As in “Farewell, My Lovely,” Mitchum’s portrayal of Marlowe is clearly the best thing about “The Big Sleep.” He has the right world-weary air to his performance and the ability to crack deadpan one-liners. Also, Mitchum’s smooth, powerful voice makes him an excellent narrator in the movie’s frequent voiceovers as he recites some of Raymond Chandler’s classic dialogue. Mitchum is also backed up by a terrific supporting cast, including Oliver Reed, John Mills, Edward Fox, and Richard Boone, along with the aforementioned James Stewart.
Unfortunately, while Mitchum, is excellent in the part of Marlowe, despite being too old for the role, “The Big Sleep” is a bad fit for its London setting. The movie was financed by Lew Grade, and his influence resulted in the film being set in modern-day (1978) England instead of period Los Angeles, and that was a major mistake. The story doesn’t work nearly as well in England, in large part because the authentic Los Angeles street feel of Chandler’s novel is completely missing here. In addition, the plot doesn’t update well to the 1970s. People just didn’t frequent high-end bookdealers to buy porn that was by then readily available at any newsstand, nor would nude photos of a single woman be the sort of sleaze that would trigger the movie’s wave of violence.
“The Big Sleep” has other problems as well. Candy Clark is a talented actress, but she’s badly mishandled by director Michael Winner, who turns her into a nymphomaniacal ninny who loves to prance around naked. Clark’s sister in the movie is played by Sarah Miles, who substitutes some eccentric daffiness for the sex appeal Lauren Bacall exuded in the role 30 years earlier. Robert Mitchum manages to camouflage his age well in most scenes, but, when he rejects the advances of both Sternwood sisters at different times in the movie, the scenes have a creepy, dirty-old-man vibe absent in both the source material and the Bogart version of the film. Richard Boone, although delightfully hammy as usual, is also way too old for his role as a hired enforcer who tangles with Marlowe. Boone had a broken foot at the time of the filming, which is clearly evident in his scenes, and his attempts to play his character as a physically menacing thug just aren’t convincing.

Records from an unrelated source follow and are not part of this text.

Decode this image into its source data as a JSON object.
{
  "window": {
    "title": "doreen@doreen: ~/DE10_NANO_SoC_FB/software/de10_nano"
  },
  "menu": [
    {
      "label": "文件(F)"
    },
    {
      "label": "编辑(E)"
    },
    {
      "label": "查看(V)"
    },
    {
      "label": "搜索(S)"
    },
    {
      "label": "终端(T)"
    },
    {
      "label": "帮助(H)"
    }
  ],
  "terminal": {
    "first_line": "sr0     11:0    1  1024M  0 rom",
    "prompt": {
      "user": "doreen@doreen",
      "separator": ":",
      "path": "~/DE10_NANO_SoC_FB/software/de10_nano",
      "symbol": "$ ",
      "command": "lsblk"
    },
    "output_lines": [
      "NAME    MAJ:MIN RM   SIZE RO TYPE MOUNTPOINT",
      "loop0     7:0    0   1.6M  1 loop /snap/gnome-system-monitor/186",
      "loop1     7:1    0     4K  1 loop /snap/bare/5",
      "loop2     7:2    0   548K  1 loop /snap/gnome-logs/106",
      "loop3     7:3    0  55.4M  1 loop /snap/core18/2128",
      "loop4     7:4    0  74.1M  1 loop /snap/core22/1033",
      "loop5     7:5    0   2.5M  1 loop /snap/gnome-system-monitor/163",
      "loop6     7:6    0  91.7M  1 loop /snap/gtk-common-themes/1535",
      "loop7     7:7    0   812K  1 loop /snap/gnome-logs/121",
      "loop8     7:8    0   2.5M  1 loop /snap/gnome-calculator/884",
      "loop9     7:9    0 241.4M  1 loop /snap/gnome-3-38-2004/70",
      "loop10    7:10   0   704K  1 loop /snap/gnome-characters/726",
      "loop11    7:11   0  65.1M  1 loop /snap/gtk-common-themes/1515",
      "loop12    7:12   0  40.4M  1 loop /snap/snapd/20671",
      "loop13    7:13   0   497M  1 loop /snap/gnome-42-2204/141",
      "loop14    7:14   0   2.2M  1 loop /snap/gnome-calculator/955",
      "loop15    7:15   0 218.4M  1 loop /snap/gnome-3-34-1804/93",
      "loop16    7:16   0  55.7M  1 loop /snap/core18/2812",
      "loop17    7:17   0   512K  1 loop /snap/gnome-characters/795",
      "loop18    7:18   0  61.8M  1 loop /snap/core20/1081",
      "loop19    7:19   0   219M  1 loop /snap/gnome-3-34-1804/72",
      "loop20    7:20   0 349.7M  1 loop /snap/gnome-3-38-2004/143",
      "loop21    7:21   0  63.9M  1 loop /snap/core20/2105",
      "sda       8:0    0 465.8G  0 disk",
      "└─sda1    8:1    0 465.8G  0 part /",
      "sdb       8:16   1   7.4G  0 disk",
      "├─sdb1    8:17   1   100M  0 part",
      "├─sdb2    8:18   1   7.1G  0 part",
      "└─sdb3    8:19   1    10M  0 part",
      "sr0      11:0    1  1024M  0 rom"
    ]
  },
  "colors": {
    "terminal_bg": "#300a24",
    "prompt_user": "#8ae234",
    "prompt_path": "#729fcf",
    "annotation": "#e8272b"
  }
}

“The Big Sleep” is still decent entertainment, especially for fans of the genre. I’m giving it a mild recommendation, primarily for the performances from the excellent cast and for Raymond Chandler’s marvelous dialogue, delivered courtesy of Robert Mitchum. However, those who want to see Mitchum at his best in the role in a far better film should seek out his “Farewell, My Lovely” instead.
Top international reviews
But the original isn't mainly about the story. It's about atmosphere and some stellar performances, mainly from the two leads. This remake just doesn't have the magic. Worth getting for the very modest price I paid and it passes the time well enough.